I love adding true events that are part of history to historical fiction. Not only does it make the setting feel real, but it’s also fun to learn historical facts. I have a few more questions to ask.
Can an outlaw, highwayman, or pirate change his lifestyle and become an upright citizen? Do you believe a person can change, repent from his lawless ways and make amends? Matt Warner was an infamous outlaw who joined Butch Cassidy’s gang. He was a bank robber, cattle rustler, and bootlegger. But as time passed, Warner decided to change his life and settle down. He was elected deputy sheriff and later on as a county judge. In fact, knowing he was a former outlaw helped him gain votes. He was noted for being a great lawman because he knew the mindset of the outlaws. I wonder what happened in his life to make him change and become a law-abiding citizen in the community?
Is it possible that an upright citizen can secretly be a pirate, outlaw, or highwayman? Why would a distinguished and upstanding citizen want to rob others? Was it because of the adventure or the money? Or both? What was his motivation? If he were caught, the community would be shocked. I actually found that some civic leaders and merchants led a double life as a River Pirate, which their family knew nothing about. There was a justice of the peace in Kentucky who was a Highwayman and River Pirate. He and his fellow pirates would hijack a flatboat full of valuable cargo along the Mississippi and Ohio Rivers and meet at the Cave-In-Rock hideout along the Mississippi River to distribute the goods. (Taken from Angel’s Serenade: A Willow Valley Historical Romance)
Civic leaders weren’t the only people who chose to be outlaws. I learned that a governor and a president of the United States acted like outlaws, even though they weren’t considered as one. They stole people’s property without any remorse.
Did you know thousands of people were forced off their land by the government in 1839? Have you heard of The Trail of Tears? I wept as I learned what had happened to the Native Americans. The Indian Removal Act signed by Andrew Jackson gave the government the right to remove the Native Americans from their own land because it just happened to be in the “Cotton Kingdom.” When Van Buren became president, he put the Removal Act into effect. It was heartbreaking to learn what he had done to the Cherokee Nation. Even though Van Buren paid them five million dollars for their property and agreed to relocate them, the Cherokee didn’t want to leave their homeland. During the freezing winter, they were forced to leave. Sadly, young children and the elderly became very ill and died from exposure along the trek. It ended March of 1839.
Did you know another group of people were forced off their land because of their views about slavery? Jackson and Van Buren weren’t the only ones who pushed thousands of people off their land in 1839. Governor Boggs did the same thing.
The members of The Church of Jesus Christ of Latter Day Saints did not believe in slavery and let their views be known. The slave owners were afraid of an uprising from their servants and saw the members as a threat to their way of life. So Governor Boggs gave the order to kick them out of Missouri or be exterminated.
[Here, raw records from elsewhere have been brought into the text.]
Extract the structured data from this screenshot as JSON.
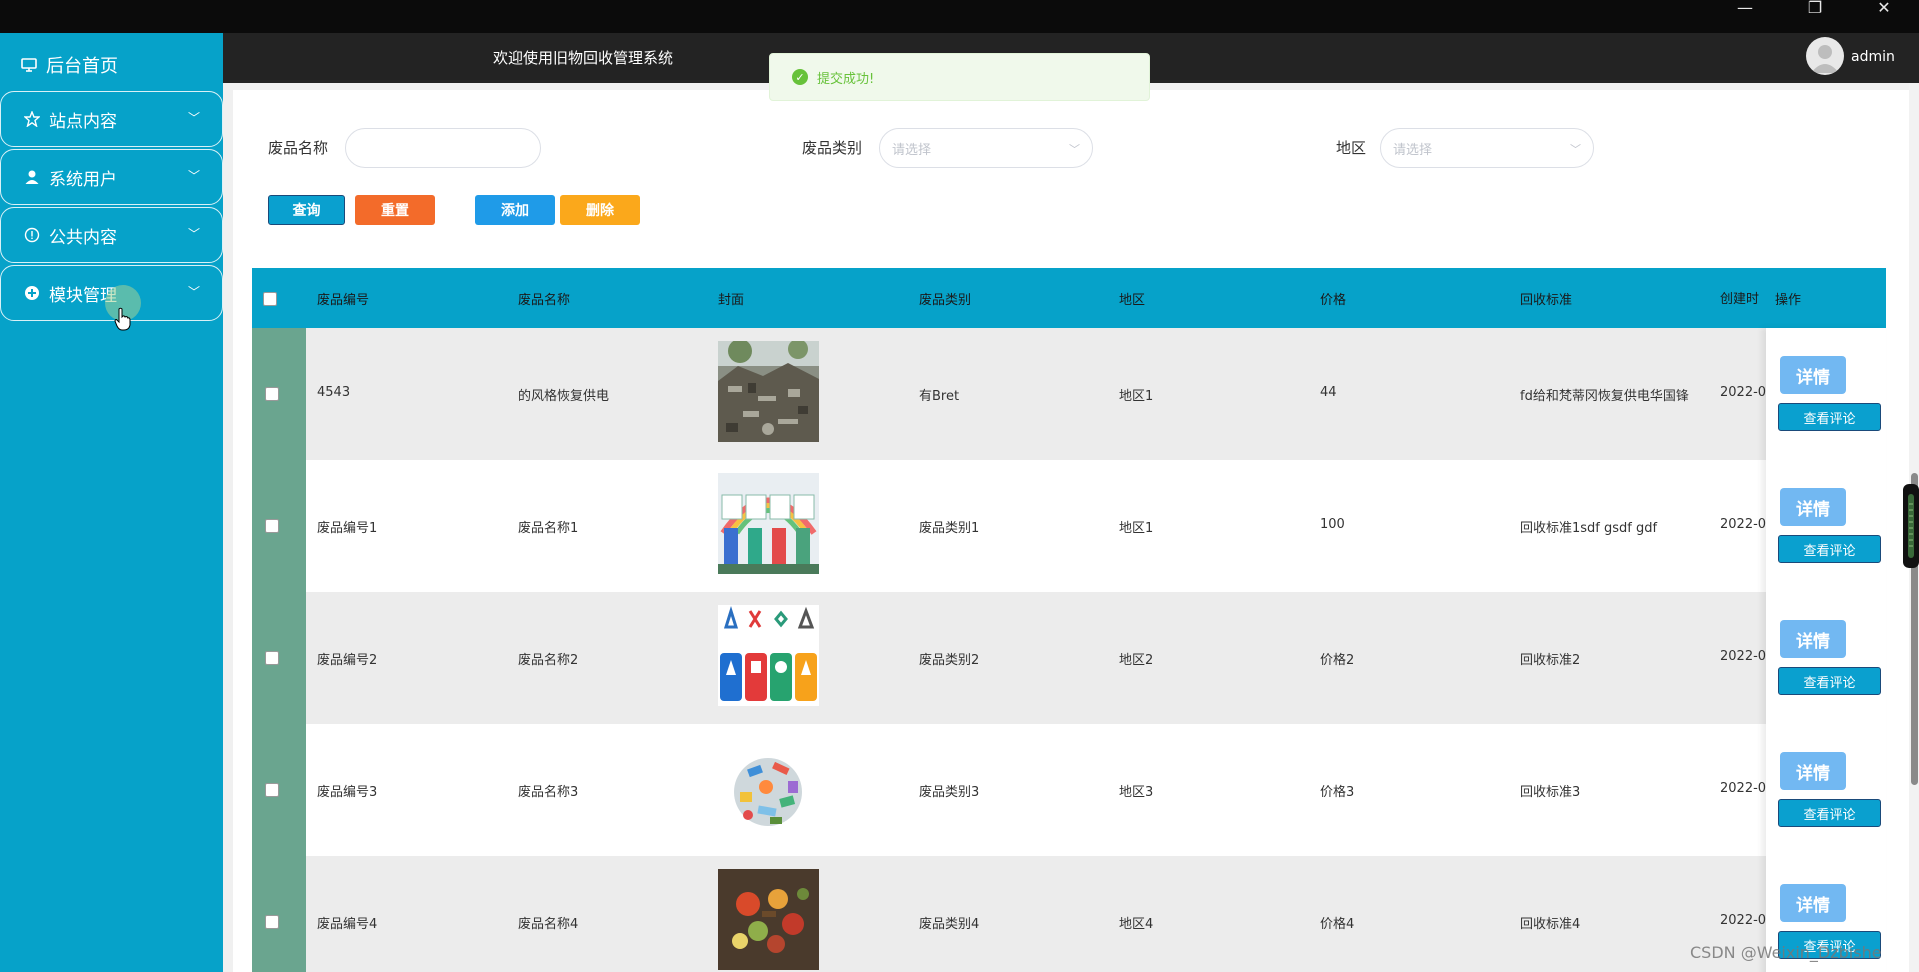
{
  "window": {
    "minimize": "—",
    "restore": "❐",
    "close": "✕"
  },
  "sidebar": {
    "home": "后台首页",
    "items": [
      {
        "label": "站点内容",
        "icon": "star-icon"
      },
      {
        "label": "系统用户",
        "icon": "user-icon"
      },
      {
        "label": "公共内容",
        "icon": "info-icon"
      },
      {
        "label": "模块管理",
        "icon": "plus-circle-icon"
      }
    ]
  },
  "header": {
    "welcome": "欢迎使用旧物回收管理系统",
    "username": "admin"
  },
  "toast": {
    "message": "提交成功!"
  },
  "search": {
    "name_label": "废品名称",
    "name_value": "",
    "category_label": "废品类别",
    "category_placeholder": "请选择",
    "region_label": "地区",
    "region_placeholder": "请选择"
  },
  "buttons": {
    "query": "查询",
    "reset": "重置",
    "add": "添加",
    "delete": "删除"
  },
  "colors": {
    "primary": "#06a2c9",
    "query": "#0aa0cf",
    "reset": "#f36b2a",
    "add": "#1f9be8",
    "delete": "#fba81b",
    "check_column": "#6aa58f"
  },
  "table": {
    "headers": [
      "废品编号",
      "废品名称",
      "封面",
      "废品类别",
      "地区",
      "价格",
      "回收标准",
      "创建时",
      "操作"
    ],
    "rows": [
      {
        "code": "4543",
        "name": "的风格恢复供电",
        "category": "有Bret",
        "region": "地区1",
        "price": "44",
        "standard": "fd给和梵蒂冈恢复供电华国锋",
        "created": "2022-0",
        "cover": "scrap-pile-image"
      },
      {
        "code": "废品编号1",
        "name": "废品名称1",
        "category": "废品类别1",
        "region": "地区1",
        "price": "100",
        "standard": "回收标准1sdf gsdf gdf",
        "created": "2022-0",
        "cover": "recycling-bins-image"
      },
      {
        "code": "废品编号2",
        "name": "废品名称2",
        "category": "废品类别2",
        "region": "地区2",
        "price": "价格2",
        "standard": "回收标准2",
        "created": "2022-0",
        "cover": "recycling-symbols-image"
      },
      {
        "code": "废品编号3",
        "name": "废品名称3",
        "category": "废品类别3",
        "region": "地区3",
        "price": "价格3",
        "standard": "回收标准3",
        "created": "2022-0",
        "cover": "trash-heap-image"
      },
      {
        "code": "废品编号4",
        "name": "废品名称4",
        "category": "废品类别4",
        "region": "地区4",
        "price": "价格4",
        "standard": "回收标准4",
        "created": "2022-0",
        "cover": "food-waste-image"
      }
    ],
    "detail_label": "详情",
    "comments_label": "查看评论"
  },
  "watermark": "CSDN @Weixin_Dzbishe"
}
He sent the militia to drive them off their land and imprison their church leaders.
During February and March of 1839, these Christians made their way across the prairie to Illinois as refugees through knee-deep snow. Many only had the clothes on their backs because the militia had stolen their belongings. Some wrapped rags around their feet to keep them warm. When they arrived in Illinois, the kind citizens allowed the refugees to live in their homes and barns until they could get back on their feet.
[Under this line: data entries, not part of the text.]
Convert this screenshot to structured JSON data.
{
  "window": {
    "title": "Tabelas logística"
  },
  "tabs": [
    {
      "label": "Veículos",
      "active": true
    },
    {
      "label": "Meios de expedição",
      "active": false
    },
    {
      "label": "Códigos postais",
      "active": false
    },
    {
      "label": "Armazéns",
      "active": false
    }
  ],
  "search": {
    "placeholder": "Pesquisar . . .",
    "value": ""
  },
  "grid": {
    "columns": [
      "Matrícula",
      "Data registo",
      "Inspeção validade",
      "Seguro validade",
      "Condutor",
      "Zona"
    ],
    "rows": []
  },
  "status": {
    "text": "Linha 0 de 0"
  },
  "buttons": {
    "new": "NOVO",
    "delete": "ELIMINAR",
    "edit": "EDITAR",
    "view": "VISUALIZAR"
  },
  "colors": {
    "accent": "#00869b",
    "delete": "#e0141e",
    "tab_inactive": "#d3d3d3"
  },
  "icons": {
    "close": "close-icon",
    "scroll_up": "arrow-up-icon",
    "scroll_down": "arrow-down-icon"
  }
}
Outlaws come in different forms. I wonder if Van Buren, Andrew Jackson, and Governor Boggs ever got their “comeuppance?” (Taken from A Pleasant Rivalry: A Willow Valley Historical Romance)
What came out of this research? Angel’s Serenade is a historical mystery romance. By adding some true facts to this story, you will discover the leader of the River Pirates who has been eluding the law for several years. You may be surprised! But that’s not all. What secret is the man running for Mayor hiding? Lucas and Emmeline are intrigued by their neighbor’s mysterious behavior. Is he friend or foe? Should they stop him from winning the votes or encourage him?
In A Pleasant Rivalry, Angelica Davis is a journalist and writes controversial articles for the Chronicle. When she writes about the removal of the Native Americans from their land, Angelica is appalled by Van Buren’s decision. To her, he is a cruel man. But that’s not all she writes about. When she discovers what Governor Boggs did to the Christians in Missouri, Angelica tells the public what is going on, getting her information first hand from someone who was kicked off her land. Her sister! Thank goodness the kind Illinois citizens took pity on the refugees and helped them find places to live. But that’s not all she writes about. Who is the notorious jewel thief and who is the arsonist wreaking havoc in Willow Valley?